Date of Object: Hegira late 4th and 8th centuries / AD late 10th and 14th centuries
Period / Dynasty: Umayyad; Marinid
Provenance: Dual provenance: the upper part was from Córdoba and the lower part was made in Morocco.

This bronze object is composed of three superimposed elements: a small gazelle joined to a rectangular pedestal on top of a ball with a shaft, above a small sphere surrounded by a four-petal corolla. Rivets fix all these elements to the shaft, which holds the different components and serves as an axis. The gazelle, the support, the ball and the shaft are solid cast. The animal has an arched neck and a thin layer of gold covers its body. The tops of its legs are decorated with geometrical knotwork and a woven design on their inner side whereas the inside of the neck is decorated with dots. The small rounded tail is stamped with a cruciform pattern. The gazelle's elegance and its decoration are reminiscent of Umayyad bronzes from Córdoba.
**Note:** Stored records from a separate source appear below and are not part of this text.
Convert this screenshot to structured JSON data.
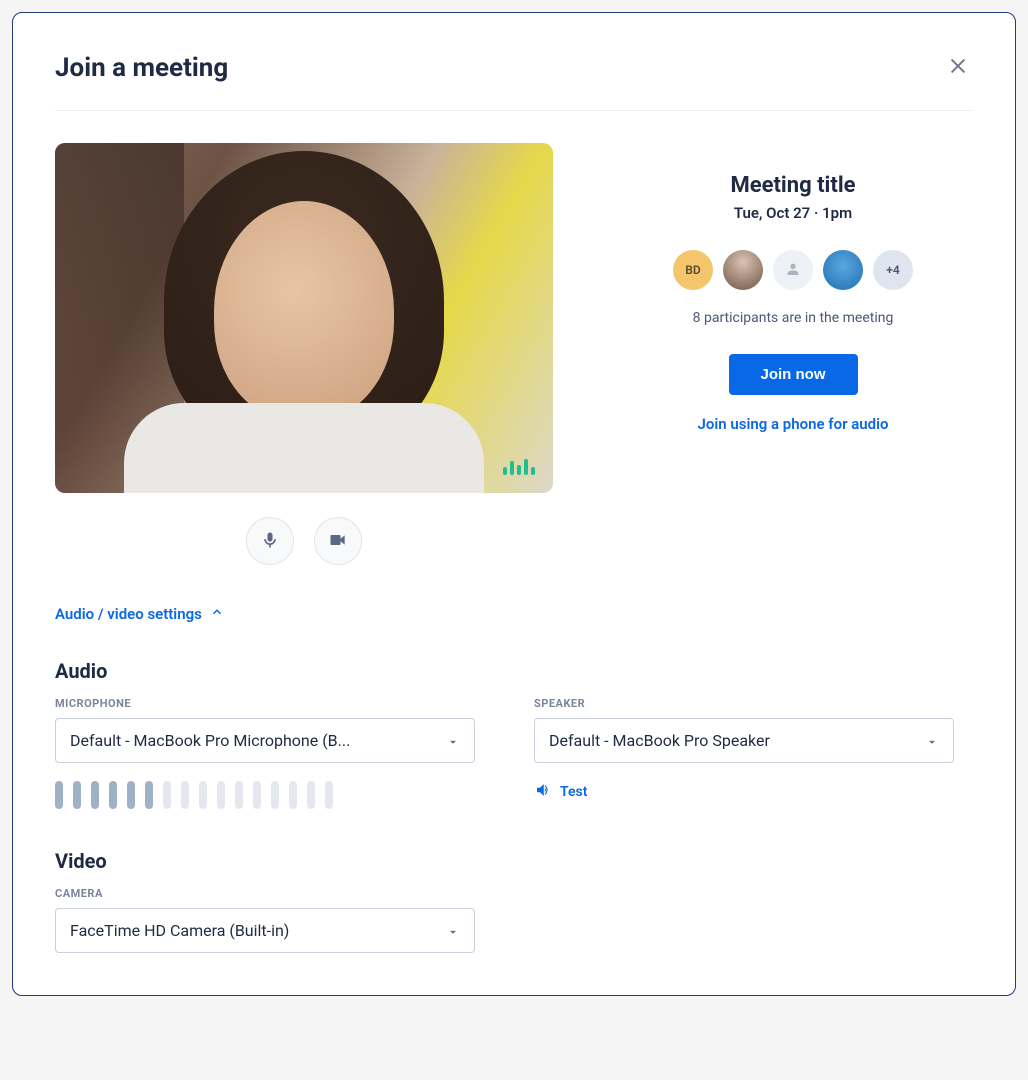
{
  "modal": {
    "title": "Join a meeting"
  },
  "meeting": {
    "title": "Meeting title",
    "time": "Tue, Oct 27 · 1pm",
    "avatars": {
      "initials": "BD",
      "overflow": "+4"
    },
    "participants_text": "8 participants are in the meeting",
    "join_label": "Join now",
    "phone_label": "Join using a phone for audio"
  },
  "settings_toggle": "Audio / video settings",
  "audio": {
    "section_title": "Audio",
    "microphone_label": "MICROPHONE",
    "microphone_value": "Default - MacBook Pro Microphone (B...",
    "speaker_label": "SPEAKER",
    "speaker_value": "Default - MacBook Pro Speaker",
    "test_label": "Test",
    "mic_level_active": 6,
    "mic_level_total": 16
  },
  "video": {
    "section_title": "Video",
    "camera_label": "CAMERA",
    "camera_value": "FaceTime HD Camera (Built-in)"
  }
}
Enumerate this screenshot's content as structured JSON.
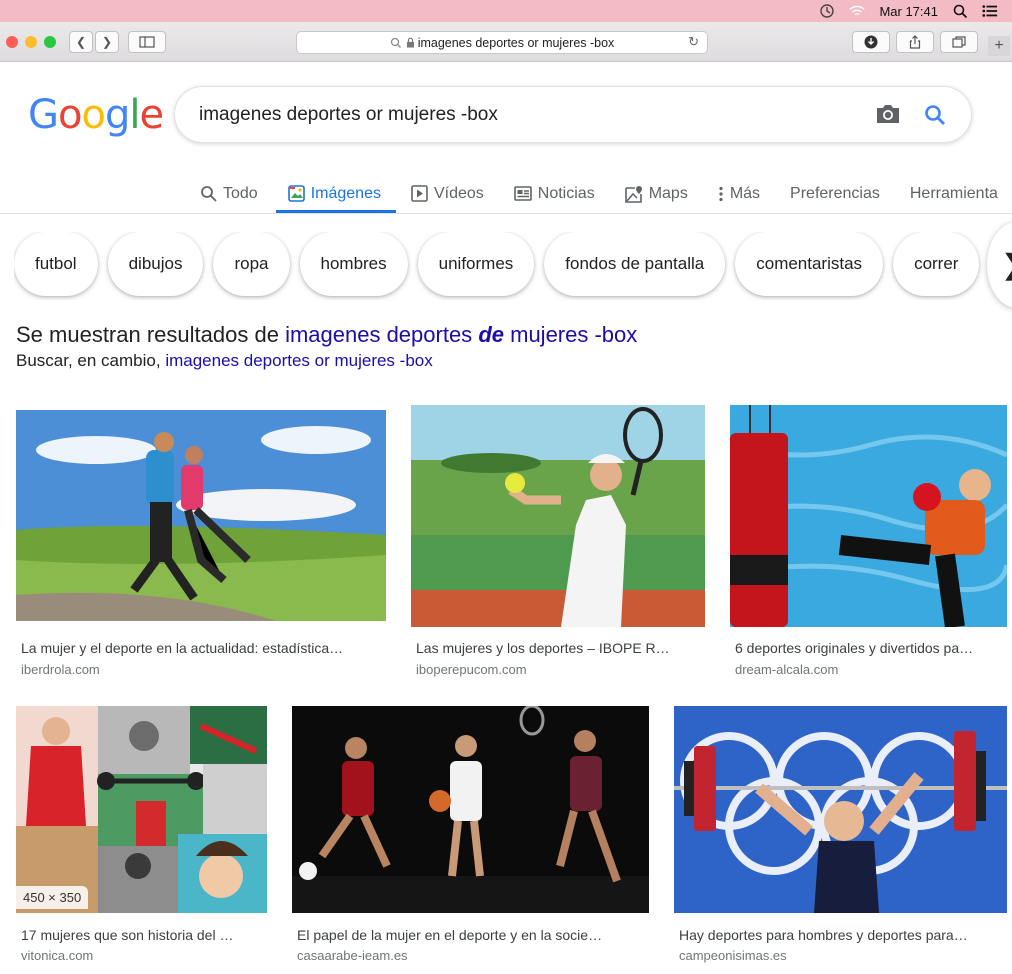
{
  "menubar": {
    "clock": "Mar 17:41"
  },
  "browser": {
    "url": "imagenes deportes or mujeres -box"
  },
  "google": {
    "logo": "Google",
    "query": "imagenes deportes or mujeres -box",
    "tabs": [
      {
        "label": "Todo",
        "icon": "search-icon"
      },
      {
        "label": "Imágenes",
        "icon": "image-icon"
      },
      {
        "label": "Vídeos",
        "icon": "play-icon"
      },
      {
        "label": "Noticias",
        "icon": "news-icon"
      },
      {
        "label": "Maps",
        "icon": "map-icon"
      },
      {
        "label": "Más",
        "icon": "more-vert-icon"
      },
      {
        "label": "Preferencias"
      },
      {
        "label": "Herramienta"
      }
    ],
    "chips": [
      "futbol",
      "dibujos",
      "ropa",
      "hombres",
      "uniformes",
      "fondos de pantalla",
      "comentaristas",
      "correr"
    ]
  },
  "correction": {
    "prefix": "Se muestran resultados de",
    "link_a": "imagenes deportes",
    "link_b": "de",
    "link_c": "mujeres -box",
    "instead_prefix": "Buscar, en cambio,",
    "instead_link": "imagenes deportes or mujeres -box"
  },
  "results": [
    {
      "caption": "La mujer y el deporte en la actualidad: estadística…",
      "source": "iberdrola.com"
    },
    {
      "caption": "Las mujeres y los deportes – IBOPE R…",
      "source": "iboperepucom.com"
    },
    {
      "caption": "6 deportes originales y divertidos pa…",
      "source": "dream-alcala.com"
    },
    {
      "caption": "17 mujeres que son historia del …",
      "source": "vitonica.com",
      "dimensions": "450 × 350"
    },
    {
      "caption": "El papel de la mujer en el deporte y en la socie…",
      "source": "casaarabe-ieam.es"
    },
    {
      "caption": "Hay deportes para hombres y deportes para…",
      "source": "campeonisimas.es"
    }
  ],
  "colors": {
    "accent": "#1a73e8",
    "link": "#1a0dab",
    "menubar": "#f3bcc4"
  }
}
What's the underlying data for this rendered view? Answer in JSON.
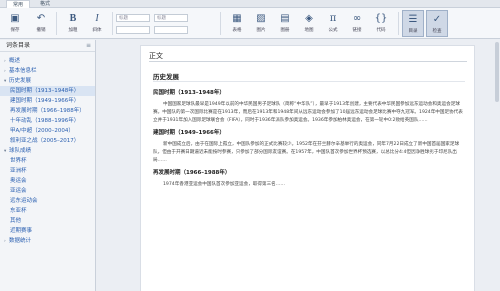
{
  "tabs": [
    {
      "label": "常用"
    },
    {
      "label": "格式"
    }
  ],
  "ribbon": {
    "save": "保存",
    "undo": "撤销",
    "bold": "加粗",
    "italic": "斜体",
    "style": "标题",
    "style2": "标题",
    "table": "表格",
    "image": "图片",
    "gallery": "图册",
    "map": "地图",
    "formula": "公式",
    "link": "链接",
    "code": "代码",
    "catalog": "目录",
    "check": "检查"
  },
  "sidebar": {
    "title": "词条目录",
    "items": [
      {
        "label": "概述",
        "level": 0
      },
      {
        "label": "基本信息栏",
        "level": 0
      },
      {
        "label": "历史发展",
        "level": 0
      },
      {
        "label": "民国时期（1913–1948年）",
        "level": 1
      },
      {
        "label": "建国时期（1949–1966年）",
        "level": 1
      },
      {
        "label": "再发展时期（1966–1988年）",
        "level": 1
      },
      {
        "label": "十年动乱（1988–1996年）",
        "level": 1
      },
      {
        "label": "甲A/中超（2000–2004）",
        "level": 1
      },
      {
        "label": "叙利亚之战（2005–2017）",
        "level": 1
      },
      {
        "label": "球队成绩",
        "level": 0
      },
      {
        "label": "世界杯",
        "level": 1
      },
      {
        "label": "亚洲杯",
        "level": 1
      },
      {
        "label": "奥运会",
        "level": 1
      },
      {
        "label": "亚运会",
        "level": 1
      },
      {
        "label": "远东运动会",
        "level": 1
      },
      {
        "label": "东亚杯",
        "level": 1
      },
      {
        "label": "其他",
        "level": 1
      },
      {
        "label": "近期赛事",
        "level": 1
      },
      {
        "label": "数据统计",
        "level": 0
      }
    ]
  },
  "doc": {
    "page_title": "正文",
    "section": "历史发展",
    "blocks": [
      {
        "heading": "民国时期（1913–1948年）",
        "text": "中国国家足球队最早是1949年以前的中华民国男子足球队（简称“中华队”），最早于1913年创建，主要代表中华民国参加远东运动会和奥运会足球赛。中国队的第一次国际比赛是在1913年，而后在1913年和1948年间从远东运动会参加了10届远东运动会足球比赛中夺九冠军。1924年中国足协代表立并于1931年加入国际足球联合会（FIFA），同时于1936年派队参加奥运会。1936年参加柏林奥运会，在第一轮中0:2败给英国队……"
      },
      {
        "heading": "建国时期（1949–1966年）",
        "text": "新中国成立后，由于在国际上孤立，中国队参加的正式比赛较少。1952年在芬兰赫尔辛基举行的奥运会，同年7月22日成立了新中国首届国家足球队，但由于开赛日期逼近未能按时参赛，只参加了部分国际友谊赛。在1957年，中国队首次参加世界杯预选赛，以总比分4:4但因净胜球劣于印尼队出局……"
      },
      {
        "heading": "再发展时期（1966–1988年）",
        "text": "1974年香港亚运会中国队首次参加亚运会，取得第三名……"
      }
    ]
  }
}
The hollow sphere is not decorated and it is formed by two welded elements. The corolla is made out of flat strips cut into four wide lanceolate petals, gilded with serrated edges. The outside of the strips are decorated with a floral pattern with smooth palms and Marinid-style foliage.
The two parts of this small bronze do not appear to belong to the same period. In all probability the upper part, gazelle and shaft, was made in Córdoba during the Caliphate period. The sphere and the four-petalled corolla would have been added in the Marinid period, possibly to use it at the top of an aquamanile.
Source: Discoverislamicart






Discoverislamicart
 
1 - 3 of 3 Posts
This is an older thread, you may not receive a response, and could be reviving an old thread. Please consider creating a new thread.
Top